*** Begin section ***

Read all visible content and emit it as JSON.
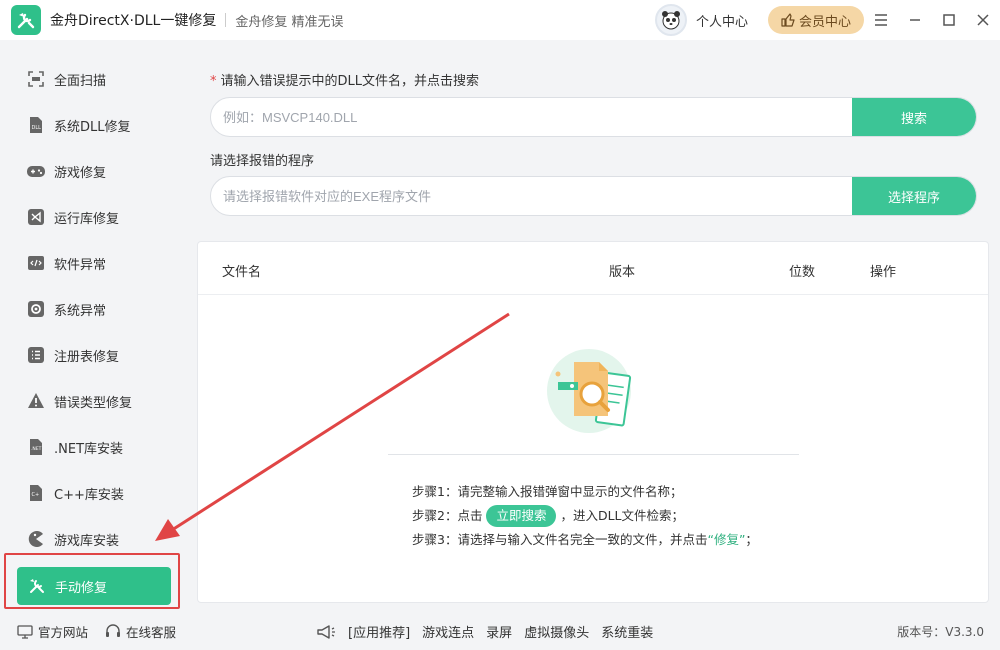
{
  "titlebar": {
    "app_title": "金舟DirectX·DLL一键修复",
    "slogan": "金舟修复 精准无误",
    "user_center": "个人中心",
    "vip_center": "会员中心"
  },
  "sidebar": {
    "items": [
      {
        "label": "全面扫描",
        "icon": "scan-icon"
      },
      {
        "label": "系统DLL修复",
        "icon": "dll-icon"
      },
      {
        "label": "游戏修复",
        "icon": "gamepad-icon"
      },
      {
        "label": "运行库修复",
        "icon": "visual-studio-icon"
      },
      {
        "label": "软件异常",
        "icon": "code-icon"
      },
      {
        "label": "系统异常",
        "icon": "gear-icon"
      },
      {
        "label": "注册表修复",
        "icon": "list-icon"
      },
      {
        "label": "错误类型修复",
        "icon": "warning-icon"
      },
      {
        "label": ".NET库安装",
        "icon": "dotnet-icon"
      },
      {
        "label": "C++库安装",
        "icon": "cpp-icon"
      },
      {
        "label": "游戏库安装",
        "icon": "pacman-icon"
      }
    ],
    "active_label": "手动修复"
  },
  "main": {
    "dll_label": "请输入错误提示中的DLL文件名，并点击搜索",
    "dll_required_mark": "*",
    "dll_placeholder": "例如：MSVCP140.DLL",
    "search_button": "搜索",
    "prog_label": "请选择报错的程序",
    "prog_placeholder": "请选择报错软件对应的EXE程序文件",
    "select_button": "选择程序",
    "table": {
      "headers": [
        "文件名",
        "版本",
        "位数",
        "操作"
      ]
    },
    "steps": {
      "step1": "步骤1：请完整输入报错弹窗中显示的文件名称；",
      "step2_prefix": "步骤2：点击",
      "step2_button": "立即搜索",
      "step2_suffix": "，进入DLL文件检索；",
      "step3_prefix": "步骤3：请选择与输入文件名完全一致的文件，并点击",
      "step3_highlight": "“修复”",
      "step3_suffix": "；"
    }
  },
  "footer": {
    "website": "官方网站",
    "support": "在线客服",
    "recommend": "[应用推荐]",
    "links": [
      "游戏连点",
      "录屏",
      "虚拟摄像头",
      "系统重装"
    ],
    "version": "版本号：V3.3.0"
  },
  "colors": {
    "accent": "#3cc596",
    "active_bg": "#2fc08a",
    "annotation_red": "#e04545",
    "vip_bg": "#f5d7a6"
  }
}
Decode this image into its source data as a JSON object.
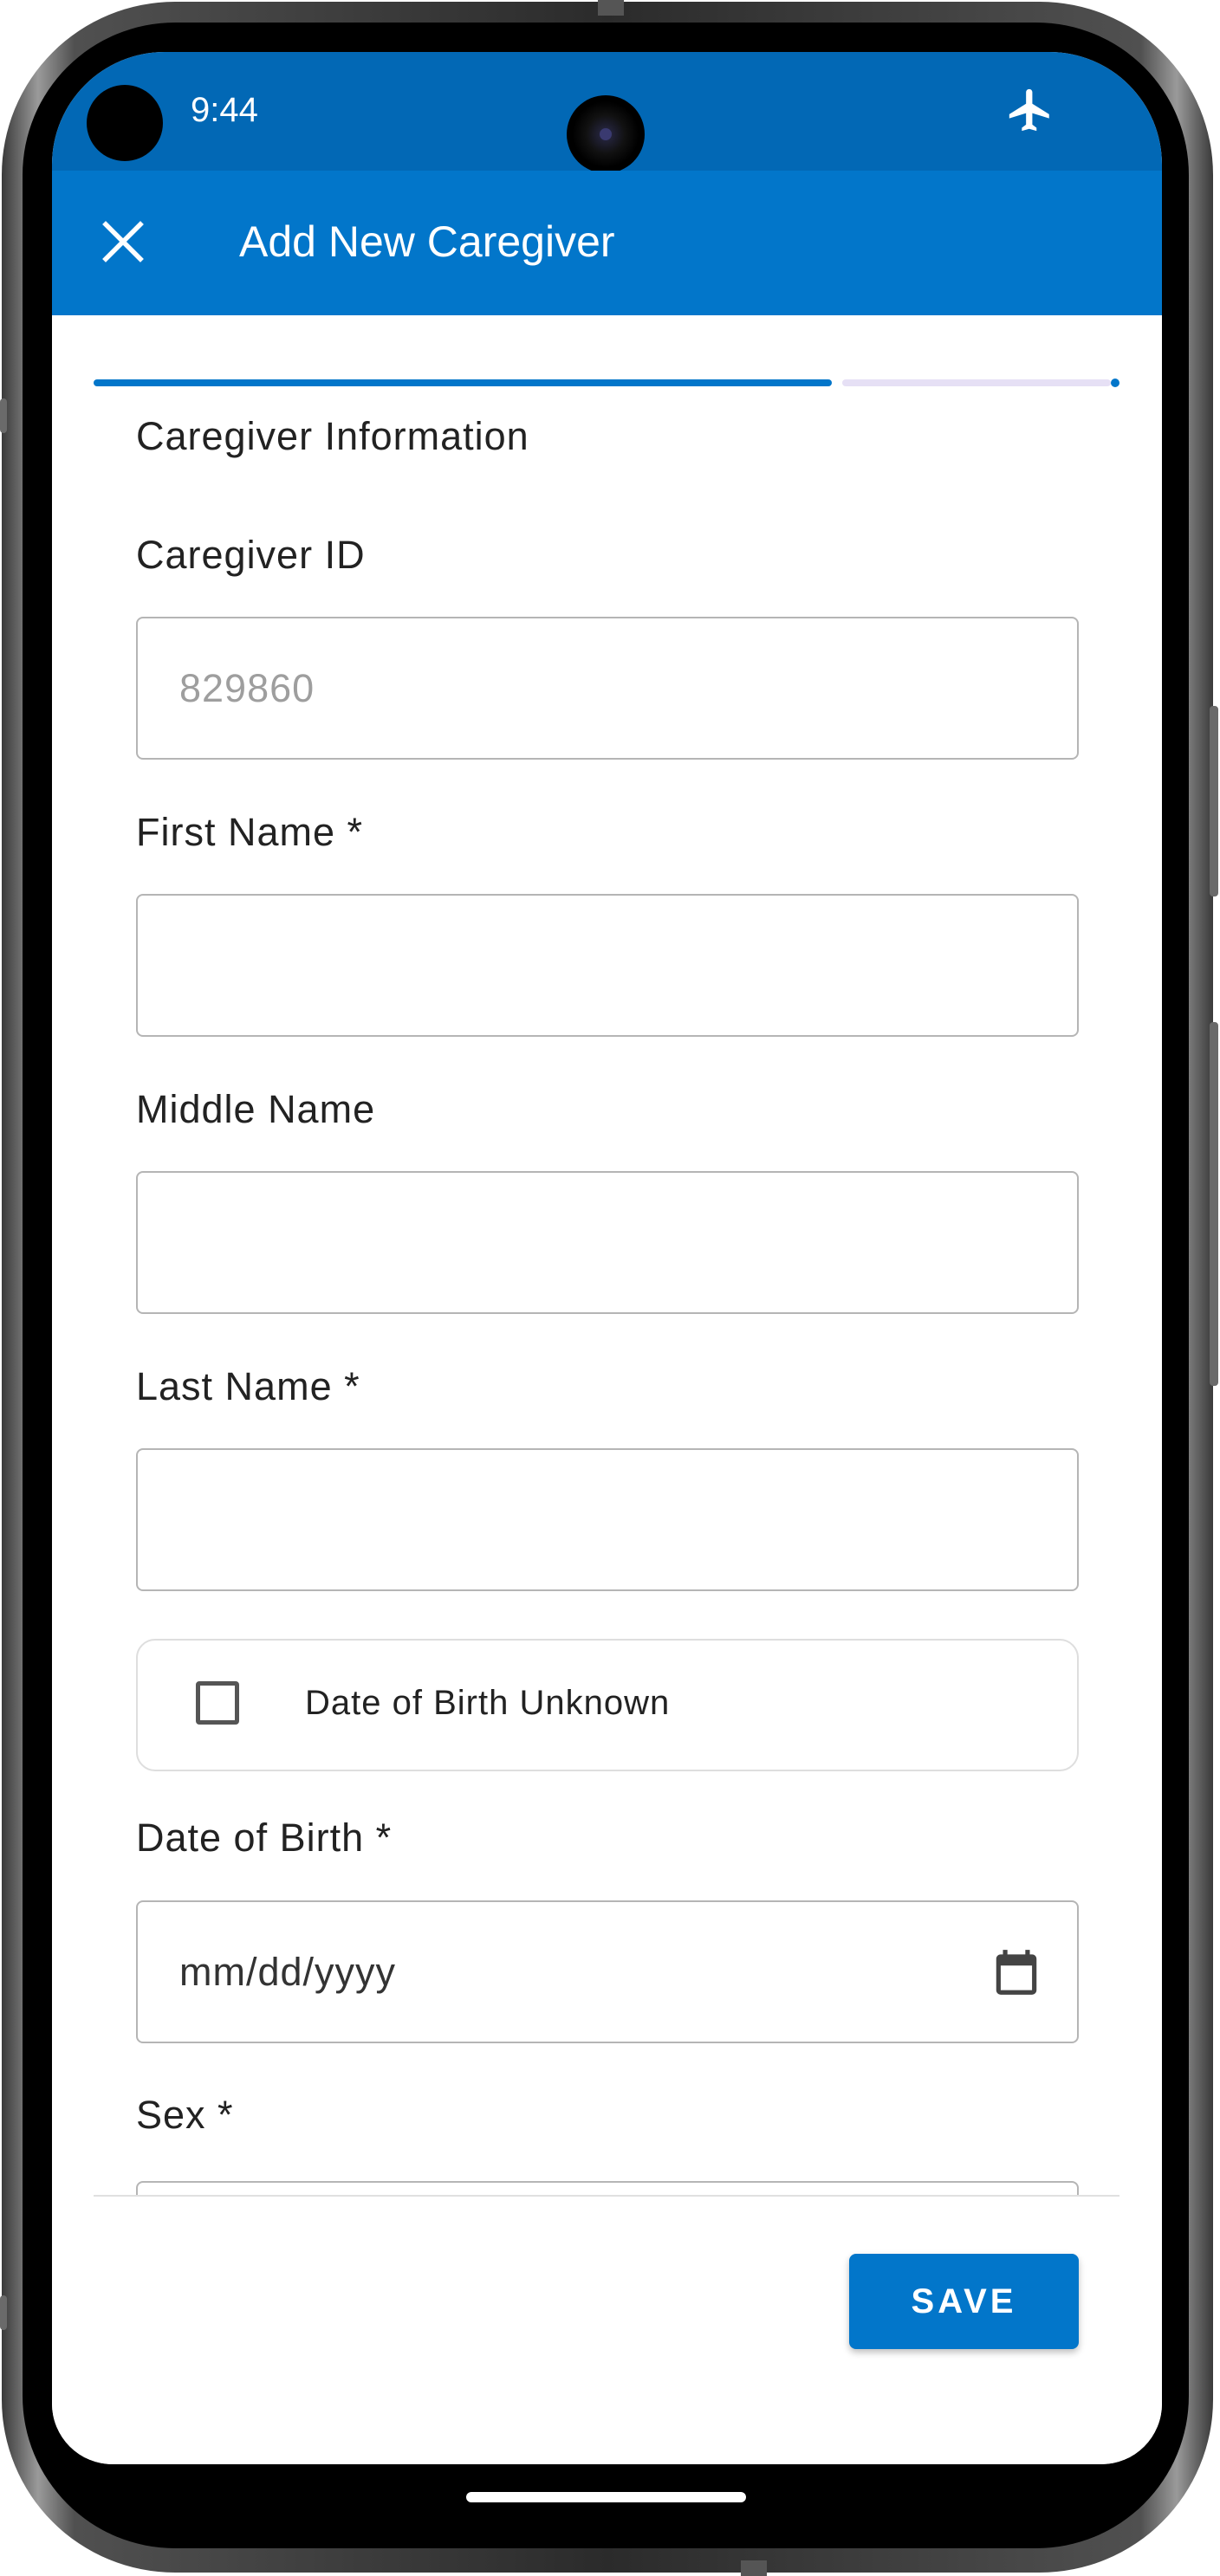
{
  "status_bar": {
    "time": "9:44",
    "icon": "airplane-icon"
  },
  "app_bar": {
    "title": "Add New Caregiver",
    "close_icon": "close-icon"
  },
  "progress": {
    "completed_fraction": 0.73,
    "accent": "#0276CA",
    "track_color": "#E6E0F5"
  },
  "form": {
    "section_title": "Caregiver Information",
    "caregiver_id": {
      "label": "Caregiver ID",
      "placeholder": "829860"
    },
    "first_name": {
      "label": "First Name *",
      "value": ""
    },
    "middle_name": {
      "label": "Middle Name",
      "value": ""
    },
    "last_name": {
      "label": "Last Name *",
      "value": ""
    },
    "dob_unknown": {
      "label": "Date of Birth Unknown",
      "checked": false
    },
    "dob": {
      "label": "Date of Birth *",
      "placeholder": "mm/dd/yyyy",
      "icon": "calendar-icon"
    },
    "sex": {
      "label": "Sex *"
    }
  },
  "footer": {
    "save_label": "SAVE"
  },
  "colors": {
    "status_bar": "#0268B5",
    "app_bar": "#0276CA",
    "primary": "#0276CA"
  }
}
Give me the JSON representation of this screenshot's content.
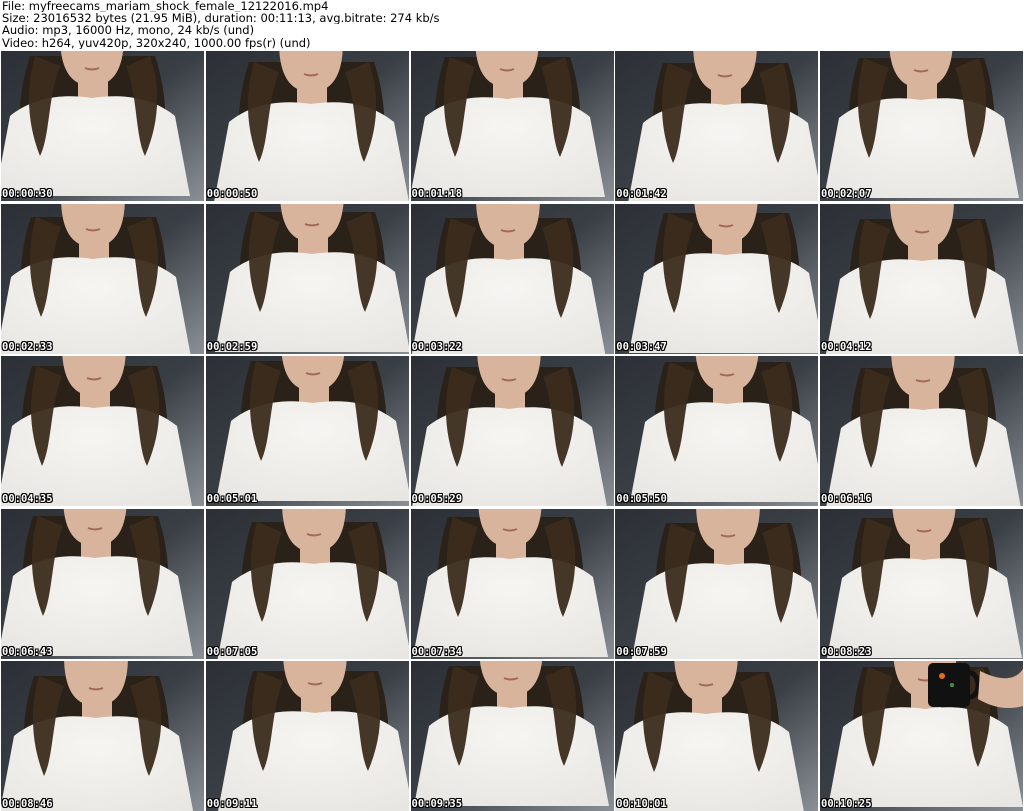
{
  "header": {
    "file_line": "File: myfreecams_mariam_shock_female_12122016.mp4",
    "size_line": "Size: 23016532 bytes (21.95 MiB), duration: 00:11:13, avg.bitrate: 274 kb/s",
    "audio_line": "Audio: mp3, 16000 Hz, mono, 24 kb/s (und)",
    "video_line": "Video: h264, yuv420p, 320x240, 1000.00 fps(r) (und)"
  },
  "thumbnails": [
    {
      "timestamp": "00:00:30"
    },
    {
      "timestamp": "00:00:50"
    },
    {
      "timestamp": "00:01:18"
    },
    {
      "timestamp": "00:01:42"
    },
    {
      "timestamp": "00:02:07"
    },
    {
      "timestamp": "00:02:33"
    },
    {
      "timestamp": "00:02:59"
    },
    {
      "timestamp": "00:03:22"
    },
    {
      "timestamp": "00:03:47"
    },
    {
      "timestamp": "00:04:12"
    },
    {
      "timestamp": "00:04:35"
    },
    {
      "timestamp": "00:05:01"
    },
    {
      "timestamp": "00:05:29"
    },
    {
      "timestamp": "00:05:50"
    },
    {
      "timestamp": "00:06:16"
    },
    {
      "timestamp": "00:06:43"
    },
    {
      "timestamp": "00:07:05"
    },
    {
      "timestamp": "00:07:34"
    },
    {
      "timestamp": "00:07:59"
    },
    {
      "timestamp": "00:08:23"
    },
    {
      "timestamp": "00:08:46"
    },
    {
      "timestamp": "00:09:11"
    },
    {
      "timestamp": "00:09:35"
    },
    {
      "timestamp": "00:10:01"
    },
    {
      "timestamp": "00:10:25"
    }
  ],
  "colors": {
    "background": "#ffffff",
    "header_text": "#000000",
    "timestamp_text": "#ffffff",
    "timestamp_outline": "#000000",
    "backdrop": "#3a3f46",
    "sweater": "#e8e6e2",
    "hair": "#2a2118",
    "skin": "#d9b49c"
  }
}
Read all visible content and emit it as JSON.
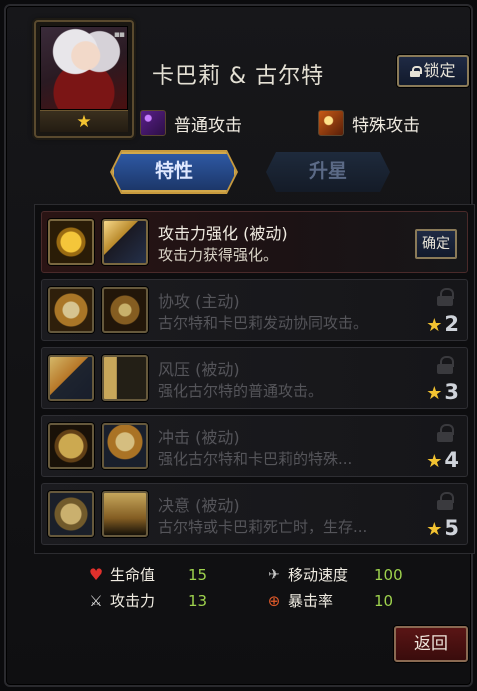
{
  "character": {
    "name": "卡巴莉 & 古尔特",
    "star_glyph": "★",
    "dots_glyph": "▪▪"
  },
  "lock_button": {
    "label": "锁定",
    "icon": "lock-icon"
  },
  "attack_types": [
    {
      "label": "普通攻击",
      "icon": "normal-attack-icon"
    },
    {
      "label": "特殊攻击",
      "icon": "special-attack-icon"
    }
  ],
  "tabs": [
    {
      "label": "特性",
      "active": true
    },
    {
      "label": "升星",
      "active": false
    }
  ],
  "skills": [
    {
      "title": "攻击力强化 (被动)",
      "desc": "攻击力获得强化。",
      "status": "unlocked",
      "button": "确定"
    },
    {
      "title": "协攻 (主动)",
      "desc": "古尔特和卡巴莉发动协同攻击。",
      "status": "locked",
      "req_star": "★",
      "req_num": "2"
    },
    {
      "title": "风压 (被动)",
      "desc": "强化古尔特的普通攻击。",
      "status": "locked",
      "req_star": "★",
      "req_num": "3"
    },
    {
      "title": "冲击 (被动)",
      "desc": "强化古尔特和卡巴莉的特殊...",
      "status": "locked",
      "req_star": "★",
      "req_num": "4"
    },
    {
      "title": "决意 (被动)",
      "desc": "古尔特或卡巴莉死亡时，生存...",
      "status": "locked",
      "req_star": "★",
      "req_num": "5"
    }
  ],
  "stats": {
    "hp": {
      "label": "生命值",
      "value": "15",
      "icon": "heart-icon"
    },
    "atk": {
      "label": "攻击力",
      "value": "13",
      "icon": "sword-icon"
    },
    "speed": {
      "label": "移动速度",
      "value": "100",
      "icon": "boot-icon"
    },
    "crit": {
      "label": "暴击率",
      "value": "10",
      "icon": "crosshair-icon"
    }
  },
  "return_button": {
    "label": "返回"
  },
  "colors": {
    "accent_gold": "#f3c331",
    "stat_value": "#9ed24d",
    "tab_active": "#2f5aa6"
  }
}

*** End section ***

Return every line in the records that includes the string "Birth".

      "label": "Date of Birth Unknown",
      "label": "Date of Birth *",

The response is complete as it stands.